### THE PROBLEM:
Go through the listing and copy each line with the string "thumbs".
===============
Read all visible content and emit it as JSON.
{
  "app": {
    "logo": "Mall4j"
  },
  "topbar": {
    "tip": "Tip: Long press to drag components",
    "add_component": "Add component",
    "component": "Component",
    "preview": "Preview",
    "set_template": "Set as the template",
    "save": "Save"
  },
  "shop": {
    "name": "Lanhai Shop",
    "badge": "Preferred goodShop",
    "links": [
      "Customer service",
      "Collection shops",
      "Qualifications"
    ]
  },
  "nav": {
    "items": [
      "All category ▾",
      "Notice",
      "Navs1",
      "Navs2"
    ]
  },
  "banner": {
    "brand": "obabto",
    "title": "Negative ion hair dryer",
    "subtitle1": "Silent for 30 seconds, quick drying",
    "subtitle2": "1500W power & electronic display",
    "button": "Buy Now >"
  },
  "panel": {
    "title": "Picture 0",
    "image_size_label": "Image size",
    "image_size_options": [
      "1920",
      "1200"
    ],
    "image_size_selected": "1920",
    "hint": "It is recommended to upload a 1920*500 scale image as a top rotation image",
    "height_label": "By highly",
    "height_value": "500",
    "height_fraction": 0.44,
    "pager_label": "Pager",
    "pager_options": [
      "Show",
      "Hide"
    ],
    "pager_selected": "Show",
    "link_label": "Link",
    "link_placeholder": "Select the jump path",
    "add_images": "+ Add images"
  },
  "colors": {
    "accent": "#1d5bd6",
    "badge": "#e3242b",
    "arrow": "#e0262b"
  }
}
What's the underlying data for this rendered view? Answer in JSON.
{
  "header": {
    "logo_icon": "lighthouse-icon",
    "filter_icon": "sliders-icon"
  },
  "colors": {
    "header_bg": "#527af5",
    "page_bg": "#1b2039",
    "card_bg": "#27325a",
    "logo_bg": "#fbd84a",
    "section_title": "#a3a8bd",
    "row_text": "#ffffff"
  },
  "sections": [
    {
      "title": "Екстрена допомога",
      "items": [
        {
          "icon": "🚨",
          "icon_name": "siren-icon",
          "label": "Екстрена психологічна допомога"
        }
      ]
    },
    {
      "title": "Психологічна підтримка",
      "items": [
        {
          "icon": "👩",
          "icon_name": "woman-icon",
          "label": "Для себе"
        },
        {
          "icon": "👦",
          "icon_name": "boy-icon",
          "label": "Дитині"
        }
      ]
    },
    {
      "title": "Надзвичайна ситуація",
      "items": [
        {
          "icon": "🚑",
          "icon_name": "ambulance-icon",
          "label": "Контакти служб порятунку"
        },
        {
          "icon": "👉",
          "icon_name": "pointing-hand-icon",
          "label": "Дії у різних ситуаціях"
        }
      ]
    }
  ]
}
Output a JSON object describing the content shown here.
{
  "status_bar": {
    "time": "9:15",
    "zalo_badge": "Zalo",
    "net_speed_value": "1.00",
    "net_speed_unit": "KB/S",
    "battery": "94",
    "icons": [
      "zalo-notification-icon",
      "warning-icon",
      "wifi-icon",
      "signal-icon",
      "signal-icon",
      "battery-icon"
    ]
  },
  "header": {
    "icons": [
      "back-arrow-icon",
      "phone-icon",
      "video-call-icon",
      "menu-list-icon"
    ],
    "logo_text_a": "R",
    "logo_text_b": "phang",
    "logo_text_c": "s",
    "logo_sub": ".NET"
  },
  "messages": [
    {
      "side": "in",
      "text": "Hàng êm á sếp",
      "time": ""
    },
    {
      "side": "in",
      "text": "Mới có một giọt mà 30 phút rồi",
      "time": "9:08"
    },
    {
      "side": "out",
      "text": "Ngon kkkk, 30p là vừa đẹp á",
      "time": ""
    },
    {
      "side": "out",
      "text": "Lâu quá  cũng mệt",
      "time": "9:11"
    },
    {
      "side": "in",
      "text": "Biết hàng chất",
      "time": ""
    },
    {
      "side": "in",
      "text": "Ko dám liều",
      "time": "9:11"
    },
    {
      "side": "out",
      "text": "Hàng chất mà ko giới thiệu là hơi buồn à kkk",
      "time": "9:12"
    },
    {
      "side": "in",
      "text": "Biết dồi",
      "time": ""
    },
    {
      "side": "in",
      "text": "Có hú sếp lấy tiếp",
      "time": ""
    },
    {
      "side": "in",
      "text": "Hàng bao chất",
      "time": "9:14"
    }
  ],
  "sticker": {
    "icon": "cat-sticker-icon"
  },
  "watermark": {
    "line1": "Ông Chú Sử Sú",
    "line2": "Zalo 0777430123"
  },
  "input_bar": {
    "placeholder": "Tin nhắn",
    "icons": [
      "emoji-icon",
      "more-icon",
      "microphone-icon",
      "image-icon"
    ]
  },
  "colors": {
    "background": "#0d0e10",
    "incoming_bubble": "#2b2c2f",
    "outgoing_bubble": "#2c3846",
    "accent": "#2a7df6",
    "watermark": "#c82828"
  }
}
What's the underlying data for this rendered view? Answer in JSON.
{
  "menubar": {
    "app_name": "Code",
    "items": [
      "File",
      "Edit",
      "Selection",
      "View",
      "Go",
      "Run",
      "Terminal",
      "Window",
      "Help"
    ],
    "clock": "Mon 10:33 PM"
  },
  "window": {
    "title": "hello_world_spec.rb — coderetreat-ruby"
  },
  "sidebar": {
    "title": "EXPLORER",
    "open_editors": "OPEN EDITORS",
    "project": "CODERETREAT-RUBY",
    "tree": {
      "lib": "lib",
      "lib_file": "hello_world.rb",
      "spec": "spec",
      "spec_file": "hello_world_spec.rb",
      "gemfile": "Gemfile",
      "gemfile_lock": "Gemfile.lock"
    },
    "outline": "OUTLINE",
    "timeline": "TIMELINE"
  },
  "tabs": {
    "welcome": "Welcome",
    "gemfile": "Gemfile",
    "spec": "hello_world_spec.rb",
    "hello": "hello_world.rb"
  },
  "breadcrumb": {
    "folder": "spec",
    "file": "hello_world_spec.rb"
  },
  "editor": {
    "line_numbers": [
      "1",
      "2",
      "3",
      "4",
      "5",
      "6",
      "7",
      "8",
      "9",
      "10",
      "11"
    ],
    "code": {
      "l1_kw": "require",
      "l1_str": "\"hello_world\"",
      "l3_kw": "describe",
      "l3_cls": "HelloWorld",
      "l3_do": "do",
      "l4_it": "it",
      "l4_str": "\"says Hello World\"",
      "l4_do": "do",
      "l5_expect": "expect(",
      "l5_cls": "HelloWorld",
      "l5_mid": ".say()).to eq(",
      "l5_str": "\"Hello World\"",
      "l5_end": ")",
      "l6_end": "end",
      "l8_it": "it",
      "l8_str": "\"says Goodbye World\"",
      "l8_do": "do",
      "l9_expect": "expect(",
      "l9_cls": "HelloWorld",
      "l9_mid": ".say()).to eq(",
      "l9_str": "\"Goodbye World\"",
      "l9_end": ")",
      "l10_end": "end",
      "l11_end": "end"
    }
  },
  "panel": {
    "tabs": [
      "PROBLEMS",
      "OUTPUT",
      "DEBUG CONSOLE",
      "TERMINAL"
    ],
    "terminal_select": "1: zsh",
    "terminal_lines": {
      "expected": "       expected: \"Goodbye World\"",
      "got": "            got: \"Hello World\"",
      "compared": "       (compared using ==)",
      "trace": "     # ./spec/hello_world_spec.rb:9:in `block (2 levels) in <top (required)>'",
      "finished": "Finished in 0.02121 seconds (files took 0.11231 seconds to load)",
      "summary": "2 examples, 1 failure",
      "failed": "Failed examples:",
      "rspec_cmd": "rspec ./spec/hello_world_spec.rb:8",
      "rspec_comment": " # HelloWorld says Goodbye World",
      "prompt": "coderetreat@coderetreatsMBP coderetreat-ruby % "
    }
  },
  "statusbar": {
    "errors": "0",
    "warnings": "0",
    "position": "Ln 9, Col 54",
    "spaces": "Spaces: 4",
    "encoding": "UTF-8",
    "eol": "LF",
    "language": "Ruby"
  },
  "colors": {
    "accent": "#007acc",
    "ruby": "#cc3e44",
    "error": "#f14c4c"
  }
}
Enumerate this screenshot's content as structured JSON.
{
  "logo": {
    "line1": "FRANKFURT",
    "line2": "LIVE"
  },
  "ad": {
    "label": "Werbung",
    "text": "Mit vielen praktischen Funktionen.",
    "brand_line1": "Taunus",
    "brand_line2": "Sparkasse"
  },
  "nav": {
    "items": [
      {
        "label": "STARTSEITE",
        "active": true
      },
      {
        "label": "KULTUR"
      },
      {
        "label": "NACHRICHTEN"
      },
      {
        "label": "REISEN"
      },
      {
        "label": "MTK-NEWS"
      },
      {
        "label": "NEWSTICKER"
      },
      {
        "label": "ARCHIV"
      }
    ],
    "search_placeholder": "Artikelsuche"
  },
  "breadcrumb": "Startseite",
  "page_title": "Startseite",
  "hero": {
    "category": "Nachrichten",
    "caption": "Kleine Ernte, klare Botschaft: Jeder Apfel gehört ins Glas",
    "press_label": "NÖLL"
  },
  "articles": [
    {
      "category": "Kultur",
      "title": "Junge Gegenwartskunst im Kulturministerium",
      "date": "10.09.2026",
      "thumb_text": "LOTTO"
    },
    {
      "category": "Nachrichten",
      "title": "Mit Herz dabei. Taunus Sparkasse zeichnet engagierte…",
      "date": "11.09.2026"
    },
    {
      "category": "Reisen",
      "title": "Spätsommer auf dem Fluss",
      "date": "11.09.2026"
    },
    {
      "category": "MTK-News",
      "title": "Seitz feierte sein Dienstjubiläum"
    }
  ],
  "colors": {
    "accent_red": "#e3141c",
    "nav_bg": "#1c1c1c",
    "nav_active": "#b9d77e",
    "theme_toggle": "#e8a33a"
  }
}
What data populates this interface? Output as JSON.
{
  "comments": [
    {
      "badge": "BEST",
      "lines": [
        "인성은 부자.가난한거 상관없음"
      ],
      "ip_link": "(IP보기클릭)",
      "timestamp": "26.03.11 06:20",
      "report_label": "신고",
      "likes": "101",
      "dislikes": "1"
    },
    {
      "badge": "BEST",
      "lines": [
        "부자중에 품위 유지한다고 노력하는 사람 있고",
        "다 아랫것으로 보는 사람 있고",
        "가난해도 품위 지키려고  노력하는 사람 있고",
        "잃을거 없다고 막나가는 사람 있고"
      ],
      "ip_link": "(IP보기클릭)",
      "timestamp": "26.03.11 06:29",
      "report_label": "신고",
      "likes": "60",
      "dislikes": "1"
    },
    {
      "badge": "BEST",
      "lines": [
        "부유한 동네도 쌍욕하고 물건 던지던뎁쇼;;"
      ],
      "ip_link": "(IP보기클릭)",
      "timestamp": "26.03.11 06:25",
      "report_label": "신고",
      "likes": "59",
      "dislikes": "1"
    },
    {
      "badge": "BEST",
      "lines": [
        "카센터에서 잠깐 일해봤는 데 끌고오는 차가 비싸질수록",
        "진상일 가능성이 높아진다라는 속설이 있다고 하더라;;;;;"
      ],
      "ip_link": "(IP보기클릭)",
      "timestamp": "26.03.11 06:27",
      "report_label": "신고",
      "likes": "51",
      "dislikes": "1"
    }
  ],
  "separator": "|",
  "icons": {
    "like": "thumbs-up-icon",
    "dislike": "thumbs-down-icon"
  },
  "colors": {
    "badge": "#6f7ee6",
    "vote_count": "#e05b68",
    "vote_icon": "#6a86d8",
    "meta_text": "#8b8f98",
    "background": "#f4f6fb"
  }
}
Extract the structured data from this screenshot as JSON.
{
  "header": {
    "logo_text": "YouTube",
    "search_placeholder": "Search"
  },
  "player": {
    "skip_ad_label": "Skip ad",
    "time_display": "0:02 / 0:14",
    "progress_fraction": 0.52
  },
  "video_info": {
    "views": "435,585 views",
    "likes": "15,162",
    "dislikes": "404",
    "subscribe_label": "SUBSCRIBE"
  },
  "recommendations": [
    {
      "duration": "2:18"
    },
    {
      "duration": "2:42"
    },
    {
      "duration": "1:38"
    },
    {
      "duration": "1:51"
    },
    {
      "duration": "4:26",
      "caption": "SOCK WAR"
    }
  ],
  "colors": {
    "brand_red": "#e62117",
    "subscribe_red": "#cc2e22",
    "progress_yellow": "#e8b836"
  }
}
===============
### EXPECTED OUTPUT:
    "like": "thumbs-up-icon",
    "dislike": "thumbs-down-icon"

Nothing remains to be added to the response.